My son tells me there’s a guy who has a Facebook page that only has photos of people “taking photos” of their food. I laughed at that. So if I’m boring you with Happy Land Facebook-type photos, you know… ” Here we are happy happy eating with our friends…here we are happy happy eating with my mom; here we are happy happy eating with Adolf Hitler.” I apologize. Facebook is sort of like that. No one is ever depressed on Facebook, except for stories about other people. I’m digressing…
After Japan we spent a year in Europe: we were mostly in Vienna but traveled to Greece, Italy, Spain, Morocco, Slovakia, Hungary, The Czech Republic and France. Rachel’s eyes kept getting bigger. We went to markets.
She started making salads and putting little pieces of parsley on top of my food. We bought some nice silverware and plates and started using different forks. More often than not, there’s a tablecloth on the table. “Presentation,” she tells me. “It’s key!” And, she’s brought it all home with her to Cebu. Her family doesn’t like any of this food. They don’t understand “salad” and for them, it’s pretty much rice and some dried fish. I can see the disappointment in Rachel’s eyes, when she tries to get them to taste something she’s cooked, but she’ll keep trying; she doesn’t give up easily and she’s experimenting with her own takes on Filipino-based foods, ham and cheese lumpia for example, which her brother-in-law says he loves.

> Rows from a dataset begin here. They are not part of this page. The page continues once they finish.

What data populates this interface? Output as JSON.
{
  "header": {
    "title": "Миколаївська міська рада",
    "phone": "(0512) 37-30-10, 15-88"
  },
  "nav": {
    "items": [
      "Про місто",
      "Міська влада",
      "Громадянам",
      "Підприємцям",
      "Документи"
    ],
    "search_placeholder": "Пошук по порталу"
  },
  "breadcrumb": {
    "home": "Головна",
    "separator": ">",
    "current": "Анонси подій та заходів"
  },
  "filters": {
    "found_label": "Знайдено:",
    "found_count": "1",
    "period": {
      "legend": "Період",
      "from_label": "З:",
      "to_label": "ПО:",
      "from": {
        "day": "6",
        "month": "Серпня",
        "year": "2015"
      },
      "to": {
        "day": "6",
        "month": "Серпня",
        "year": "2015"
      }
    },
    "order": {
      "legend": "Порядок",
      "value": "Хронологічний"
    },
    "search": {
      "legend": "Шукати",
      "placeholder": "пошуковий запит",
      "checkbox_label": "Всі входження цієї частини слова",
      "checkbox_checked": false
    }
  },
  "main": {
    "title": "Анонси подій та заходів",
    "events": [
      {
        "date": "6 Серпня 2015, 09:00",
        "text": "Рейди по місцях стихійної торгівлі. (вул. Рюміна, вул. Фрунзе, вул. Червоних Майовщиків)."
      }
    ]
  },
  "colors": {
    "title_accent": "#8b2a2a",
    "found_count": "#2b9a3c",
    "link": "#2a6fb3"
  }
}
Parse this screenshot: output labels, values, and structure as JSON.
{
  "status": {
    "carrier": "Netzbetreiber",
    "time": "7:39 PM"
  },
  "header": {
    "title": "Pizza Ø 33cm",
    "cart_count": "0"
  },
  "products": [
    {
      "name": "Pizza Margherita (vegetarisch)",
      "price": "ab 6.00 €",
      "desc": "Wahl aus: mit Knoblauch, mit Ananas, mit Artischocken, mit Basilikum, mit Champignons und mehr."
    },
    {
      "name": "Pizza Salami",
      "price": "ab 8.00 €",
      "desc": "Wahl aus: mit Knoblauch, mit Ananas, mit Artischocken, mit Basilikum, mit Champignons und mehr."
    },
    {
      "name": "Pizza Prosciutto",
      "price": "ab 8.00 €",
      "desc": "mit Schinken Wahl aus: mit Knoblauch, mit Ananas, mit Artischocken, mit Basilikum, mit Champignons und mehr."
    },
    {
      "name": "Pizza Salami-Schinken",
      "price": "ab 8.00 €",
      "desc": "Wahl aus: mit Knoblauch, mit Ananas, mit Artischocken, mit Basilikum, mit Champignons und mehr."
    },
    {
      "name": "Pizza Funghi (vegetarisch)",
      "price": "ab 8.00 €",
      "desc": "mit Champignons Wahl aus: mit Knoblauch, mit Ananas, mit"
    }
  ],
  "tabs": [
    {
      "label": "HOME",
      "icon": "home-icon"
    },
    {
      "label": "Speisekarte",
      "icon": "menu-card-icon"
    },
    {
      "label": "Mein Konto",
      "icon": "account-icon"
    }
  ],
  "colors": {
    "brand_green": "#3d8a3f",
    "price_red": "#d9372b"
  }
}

Cooking Schools, you know, schools of “Culinary Arts” are really expensive. We checked. But we did find one here in Cebu City, The MOST Institute that has weekend only classes and though it’s not cheap, it’s very reasonable compared to the other cooking schools. There are campuses in Quezon City and Pampanga too. So now Rachel takes Culinary Arts on Saturdays and Baking and Pastries on Sundays. The 6-month courses earn Tesda 2 certificates, which is also good in case you want to work in the cooking world. Rachel is reading a lot and watching even more videos and the house always smells different. The other students have elected her “president” which puts her in charge or organizing ingredients for cooking assignments and other communication matters.
On any given day, she has two or three new “Cooking Friends” over to work on projects. They keep saying, “Hey Robert…come over here and taste this,” so I am the beneficiary of much of it. But I really have to watch it. The calories I mean.
It’s good for my wife. Newfound friends, new interests, and ways to expand her universe, and so I am all for it. I am proud of her and her Waray Warrior ways. And, to the degree I can afford it, the ways she embraces swallows and jumps into her new interests.
This evening though, as we walked through Ayala Mall back to the car with three or four bags of new ingredients, Rachel stopped in front of a new store’s window.
“Hey look at these shoes. They’re really cute?”